• _TASK INSTRUCTIONS_:
Please work out how many lines in the data below contain "title", and reply with that number alone.

# # # # # # #

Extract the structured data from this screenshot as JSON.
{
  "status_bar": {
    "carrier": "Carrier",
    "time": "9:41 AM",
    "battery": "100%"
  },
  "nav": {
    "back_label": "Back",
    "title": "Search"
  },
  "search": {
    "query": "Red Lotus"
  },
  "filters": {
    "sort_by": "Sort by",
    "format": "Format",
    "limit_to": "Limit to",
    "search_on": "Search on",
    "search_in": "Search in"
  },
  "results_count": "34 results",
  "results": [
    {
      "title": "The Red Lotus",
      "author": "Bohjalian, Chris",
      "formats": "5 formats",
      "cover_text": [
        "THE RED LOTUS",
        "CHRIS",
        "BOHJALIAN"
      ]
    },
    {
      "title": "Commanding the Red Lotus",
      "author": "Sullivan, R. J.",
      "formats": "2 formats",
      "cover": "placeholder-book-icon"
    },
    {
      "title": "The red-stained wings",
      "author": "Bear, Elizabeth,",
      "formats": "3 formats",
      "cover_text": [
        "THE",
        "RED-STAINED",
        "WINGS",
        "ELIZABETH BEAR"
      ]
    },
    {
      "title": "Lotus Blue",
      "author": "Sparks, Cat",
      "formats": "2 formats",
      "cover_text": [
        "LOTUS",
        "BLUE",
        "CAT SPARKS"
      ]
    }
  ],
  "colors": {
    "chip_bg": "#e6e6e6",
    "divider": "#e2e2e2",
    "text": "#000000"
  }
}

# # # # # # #

• _RESULT_:
5